Problem to work on: Here the job is to copy the data exactly and to exclude every image from it.

Provided entries:

■ ■ ■ ■ ■

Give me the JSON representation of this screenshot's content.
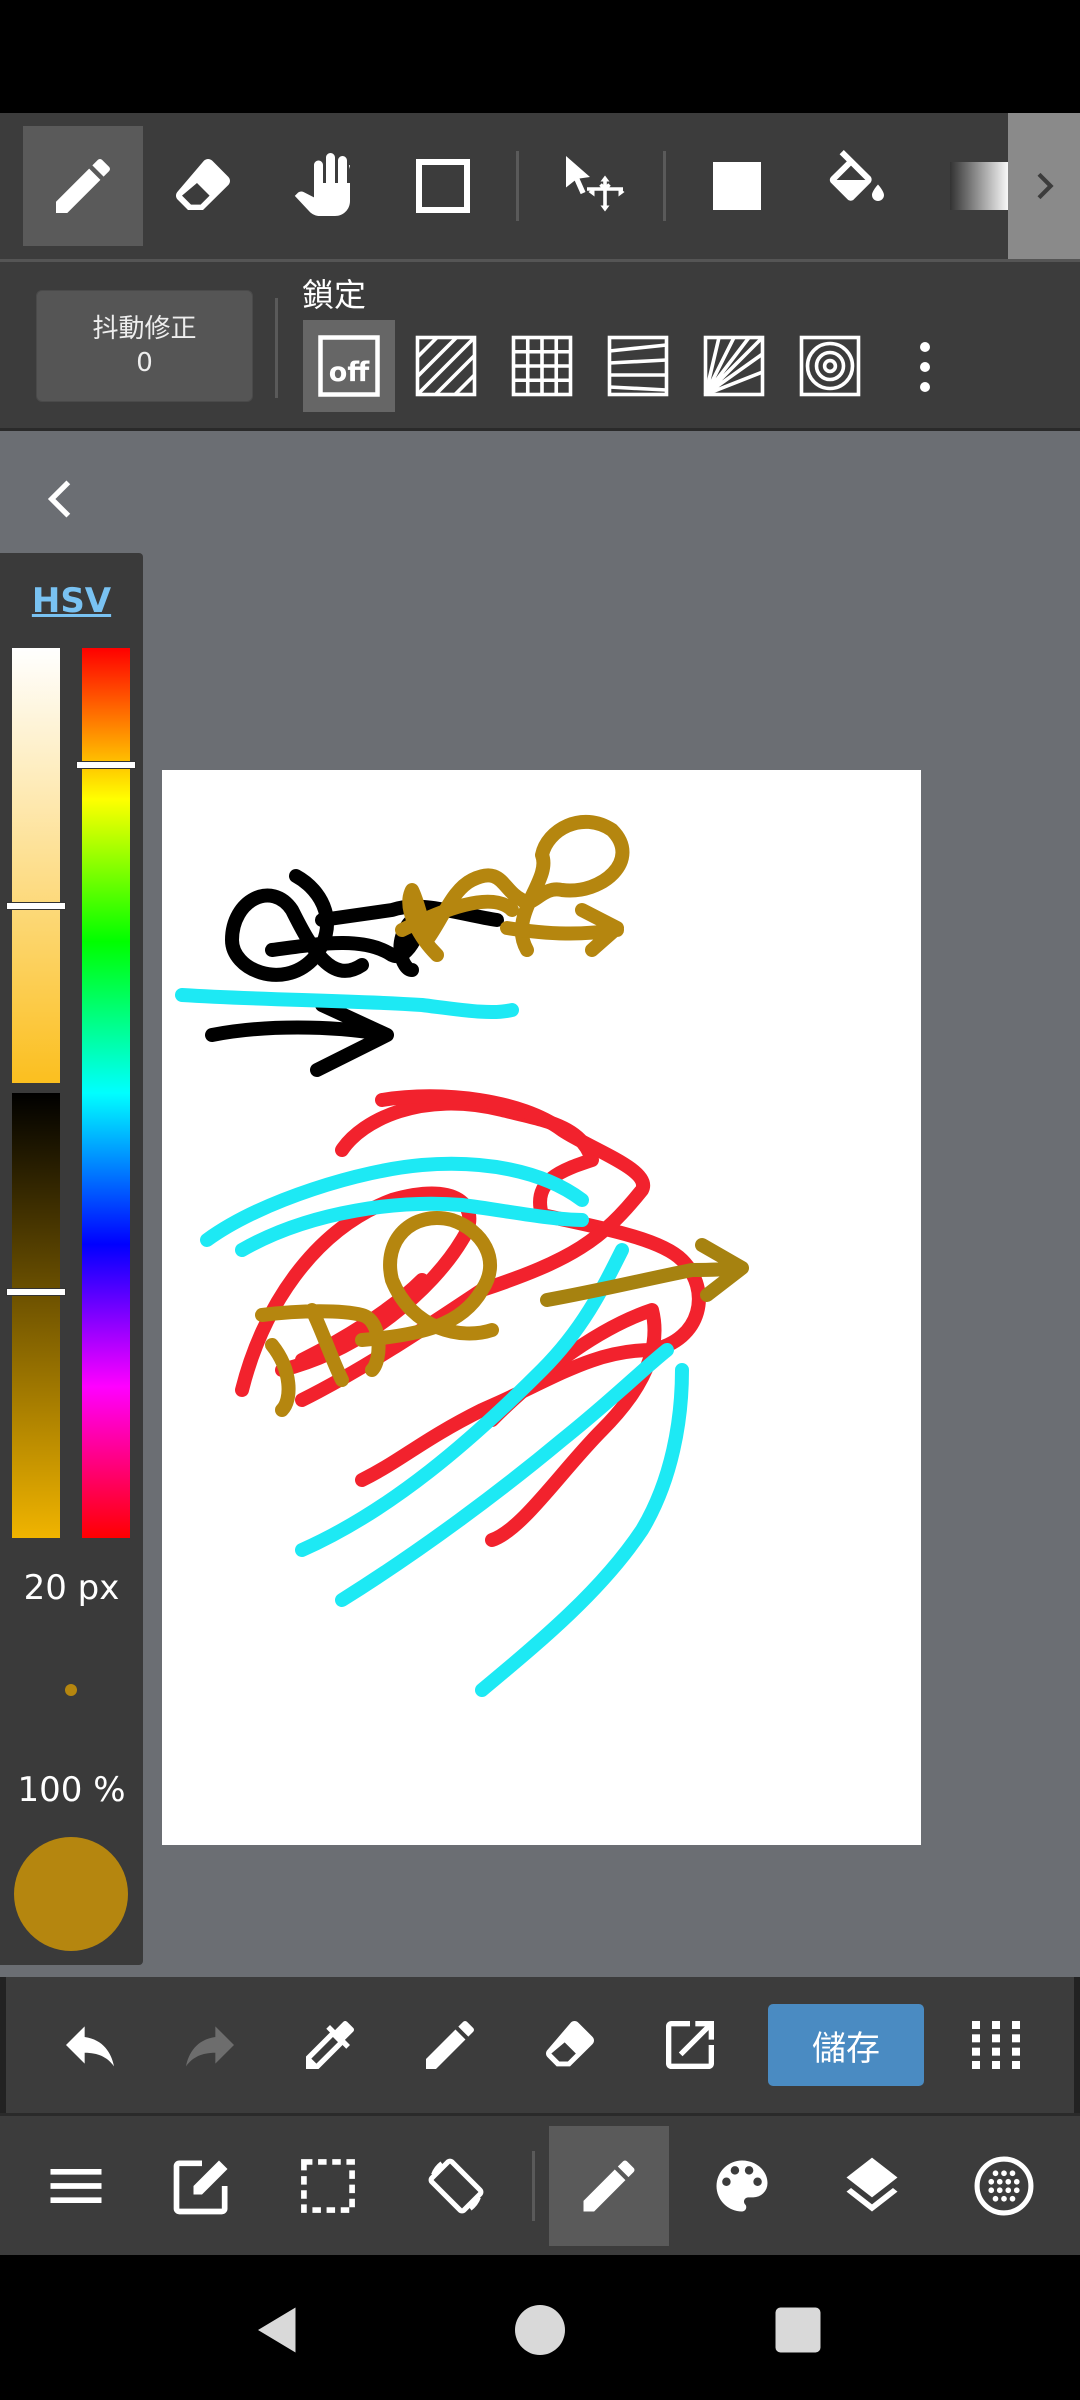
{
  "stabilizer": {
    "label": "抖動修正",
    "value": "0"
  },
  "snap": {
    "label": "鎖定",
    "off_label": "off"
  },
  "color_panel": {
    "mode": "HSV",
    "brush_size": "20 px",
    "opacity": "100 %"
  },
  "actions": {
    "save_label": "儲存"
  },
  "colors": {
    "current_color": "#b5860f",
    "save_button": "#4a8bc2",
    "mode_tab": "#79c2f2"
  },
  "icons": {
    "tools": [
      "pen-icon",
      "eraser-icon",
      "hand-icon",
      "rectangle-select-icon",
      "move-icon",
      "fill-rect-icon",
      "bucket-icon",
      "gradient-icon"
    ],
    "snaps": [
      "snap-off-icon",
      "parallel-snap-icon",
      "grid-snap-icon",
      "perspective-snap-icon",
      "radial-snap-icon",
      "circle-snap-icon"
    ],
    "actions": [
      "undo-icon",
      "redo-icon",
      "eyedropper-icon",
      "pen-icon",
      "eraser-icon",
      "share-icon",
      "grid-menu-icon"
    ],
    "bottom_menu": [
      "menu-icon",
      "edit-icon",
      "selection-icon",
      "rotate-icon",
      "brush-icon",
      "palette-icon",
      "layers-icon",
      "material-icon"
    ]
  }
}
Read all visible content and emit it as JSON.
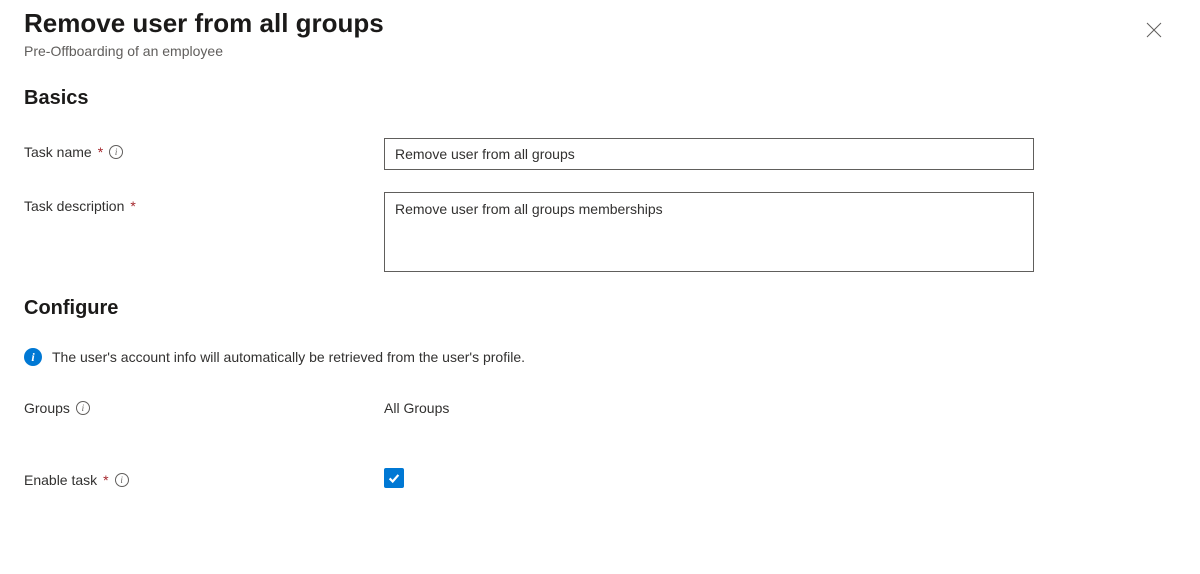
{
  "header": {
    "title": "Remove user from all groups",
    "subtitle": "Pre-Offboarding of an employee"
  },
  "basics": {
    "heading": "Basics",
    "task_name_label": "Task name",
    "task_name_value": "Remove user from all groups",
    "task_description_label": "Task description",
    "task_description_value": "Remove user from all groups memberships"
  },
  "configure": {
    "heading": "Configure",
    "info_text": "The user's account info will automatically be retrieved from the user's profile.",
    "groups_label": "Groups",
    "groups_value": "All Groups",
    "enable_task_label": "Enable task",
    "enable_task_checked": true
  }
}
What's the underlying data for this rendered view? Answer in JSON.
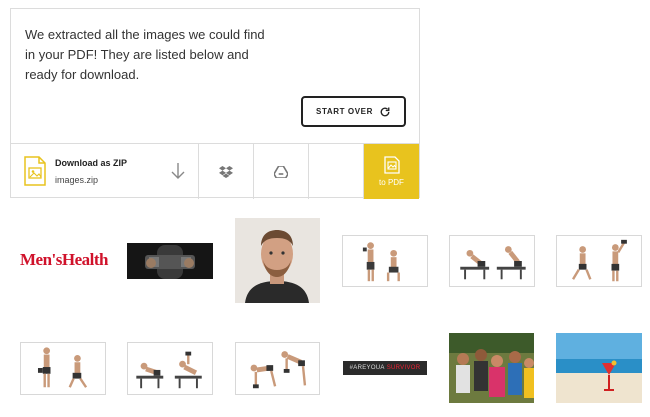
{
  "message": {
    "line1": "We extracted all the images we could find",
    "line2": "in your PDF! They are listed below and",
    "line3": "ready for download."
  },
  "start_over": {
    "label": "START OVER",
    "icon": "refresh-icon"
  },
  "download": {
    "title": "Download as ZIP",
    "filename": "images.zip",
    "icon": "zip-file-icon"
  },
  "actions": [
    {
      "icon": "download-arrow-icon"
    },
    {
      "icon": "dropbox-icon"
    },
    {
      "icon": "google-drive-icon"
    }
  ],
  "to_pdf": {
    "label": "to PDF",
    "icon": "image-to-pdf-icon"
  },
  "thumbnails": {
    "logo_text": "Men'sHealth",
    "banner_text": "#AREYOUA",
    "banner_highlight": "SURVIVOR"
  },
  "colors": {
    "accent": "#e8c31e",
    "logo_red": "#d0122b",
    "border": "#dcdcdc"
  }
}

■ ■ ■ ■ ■

Answer below:
Give me the JSON representation of this screenshot's content.
{
  "stabilizer": {
    "label": "抖動修正",
    "value": "0"
  },
  "snap": {
    "label": "鎖定",
    "off_label": "off"
  },
  "color_panel": {
    "mode": "HSV",
    "brush_size": "20 px",
    "opacity": "100 %"
  },
  "actions": {
    "save_label": "儲存"
  },
  "colors": {
    "current_color": "#b5860f",
    "save_button": "#4a8bc2",
    "mode_tab": "#79c2f2"
  },
  "icons": {
    "tools": [
      "pen-icon",
      "eraser-icon",
      "hand-icon",
      "rectangle-select-icon",
      "move-icon",
      "fill-rect-icon",
      "bucket-icon",
      "gradient-icon"
    ],
    "snaps": [
      "snap-off-icon",
      "parallel-snap-icon",
      "grid-snap-icon",
      "perspective-snap-icon",
      "radial-snap-icon",
      "circle-snap-icon"
    ],
    "actions": [
      "undo-icon",
      "redo-icon",
      "eyedropper-icon",
      "pen-icon",
      "eraser-icon",
      "share-icon",
      "grid-menu-icon"
    ],
    "bottom_menu": [
      "menu-icon",
      "edit-icon",
      "selection-icon",
      "rotate-icon",
      "brush-icon",
      "palette-icon",
      "layers-icon",
      "material-icon"
    ]
  }
}
Read all visible content and emit it as JSON.
{
  "header": {
    "title": "Remove user from all groups",
    "subtitle": "Pre-Offboarding of an employee"
  },
  "basics": {
    "heading": "Basics",
    "task_name_label": "Task name",
    "task_name_value": "Remove user from all groups",
    "task_description_label": "Task description",
    "task_description_value": "Remove user from all groups memberships"
  },
  "configure": {
    "heading": "Configure",
    "info_text": "The user's account info will automatically be retrieved from the user's profile.",
    "groups_label": "Groups",
    "groups_value": "All Groups",
    "enable_task_label": "Enable task",
    "enable_task_checked": true
  }
}
What's the underlying data for this rendered view? Answer in JSON.
{
  "message": {
    "line1": "We extracted all the images we could find",
    "line2": "in your PDF! They are listed below and",
    "line3": "ready for download."
  },
  "start_over": {
    "label": "START OVER",
    "icon": "refresh-icon"
  },
  "download": {
    "title": "Download as ZIP",
    "filename": "images.zip",
    "icon": "zip-file-icon"
  },
  "actions": [
    {
      "icon": "download-arrow-icon"
    },
    {
      "icon": "dropbox-icon"
    },
    {
      "icon": "google-drive-icon"
    }
  ],
  "to_pdf": {
    "label": "to PDF",
    "icon": "image-to-pdf-icon"
  },
  "thumbnails": {
    "logo_text": "Men'sHealth",
    "banner_text": "#AREYOUA",
    "banner_highlight": "SURVIVOR"
  },
  "colors": {
    "accent": "#e8c31e",
    "logo_red": "#d0122b",
    "border": "#dcdcdc"
  }
}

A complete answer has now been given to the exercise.